7 'Tis Galla, &c. The meaning is, that noblemen would cause empty litters to be carried to the giver's door, pretending their wives
Such fine employments our whole days divide:
Mean time his lord ship lolls. within at ease, Pamp'ring his paunch with foreign rarities; Both sea and land are ransack'd for the feaft'; And his own gut the sole invited guest. Such plate, such tables, dishes drest so well, That whole estates are swallowed at a meal. Ev'n parasites are banish'd from his board : (At once a sordid and luxurious lord :) Prodigious throat, for' which whole boars are dreft ; (A creature form’d to furnish out a fealt.) But present punishment pursues his maw, When surfeited and swell’d, the peacock raw were within them : 'tis Galla, that is, my wife: the next words, Let her ladyship but peep, are of the servant who diftributes the dole; let me see her, that I may be fure she is within the litter. The husband answers, she is alleep, and to open the litter would disturb her rest.

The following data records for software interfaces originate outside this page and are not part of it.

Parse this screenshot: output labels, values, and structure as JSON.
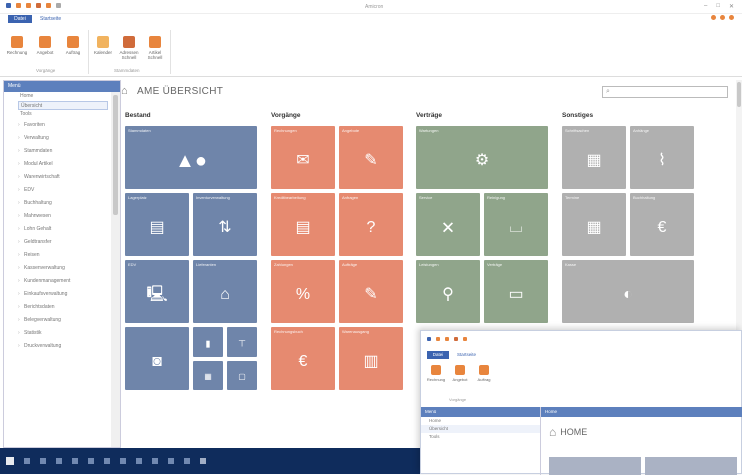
{
  "window": {
    "title": "Amicron"
  },
  "ribbon": {
    "file_tab": "Datei",
    "active_tab": "Startseite",
    "buttons": [
      "Rechnung",
      "Angebot",
      "Auftrag",
      "Kalender",
      "Adressen Schnell",
      "Artikel Schnell"
    ],
    "groups": [
      "Vorgänge",
      "Stammdaten"
    ]
  },
  "sidebar": {
    "header": "Menü",
    "items": [
      {
        "label": "Home",
        "sub": true
      },
      {
        "label": "Übersicht",
        "sub": true,
        "selected": true
      },
      {
        "label": "Tools",
        "sub": true
      },
      {
        "label": "Favoriten"
      },
      {
        "label": "Verwaltung"
      },
      {
        "label": "Stammdaten"
      },
      {
        "label": "Modul Artikel"
      },
      {
        "label": "Warenwirtschaft"
      },
      {
        "label": "EDV"
      },
      {
        "label": "Buchhaltung"
      },
      {
        "label": "Mahnwesen"
      },
      {
        "label": "Lohn Gehalt"
      },
      {
        "label": "Geldtransfer"
      },
      {
        "label": "Reisen"
      },
      {
        "label": "Kassenverwaltung"
      },
      {
        "label": "Kundenmanagement"
      },
      {
        "label": "Einkaufsverwaltung"
      },
      {
        "label": "Berichtsdaten"
      },
      {
        "label": "Belegverwaltung"
      },
      {
        "label": "Statistik"
      },
      {
        "label": "Druckverwaltung"
      }
    ]
  },
  "main": {
    "title": "AME ÜBERSICHT",
    "search_placeholder": "",
    "columns": [
      "Bestand",
      "Vorgänge",
      "Verträge",
      "Sonstiges"
    ],
    "tiles": {
      "bestand": [
        "Stammdaten",
        "Lagerplatz",
        "Inventurverwaltung",
        "EDV",
        "Lieferanten",
        "",
        "",
        "",
        ""
      ],
      "vorgaenge": [
        "Rechnungen",
        "Angebote",
        "Kreditbearbeitung",
        "Anfragen",
        "Zahlungen",
        "Aufträge",
        "Rechnungsbuch",
        "Warenausgang"
      ],
      "vertraege": [
        "Wartungen",
        "Service",
        "Reinigung",
        "Leistungen",
        "Verträge"
      ],
      "sonstiges": [
        "Schriftsachen",
        "Anhänge",
        "Termine",
        "Buchhaltung",
        "Kasse"
      ]
    }
  },
  "second_window": {
    "file_tab": "Datei",
    "active_tab": "Startseite",
    "buttons": [
      "Rechnung",
      "Angebot",
      "Auftrag"
    ],
    "group": "Vorgänge",
    "sidebar_header": "Menü",
    "sidebar_items": [
      "Home",
      "Übersicht",
      "Tools"
    ],
    "main_header": "Home",
    "home_title": "HOME"
  },
  "colors": {
    "blue": "#6f85aa",
    "orange": "#e68a70",
    "green": "#90a58b",
    "gray": "#b0b0b0",
    "accent": "#3b63b0"
  }
}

8 Then to the statues, &c. The poet here tells you how the idle passed their time ; in going first to the levees of the great, then to the hall, that is to the temple of Apollo, to hear the lawyers plead; then to the market-place of Augustus, where the statues of the famous Romans were set in ranks on pedestals : amongst which ftatues were seen those of foreigners, such as Arabs, &c. who, for no desert, but only on the account of their wealth, or favour, were placed amongst the nobleft,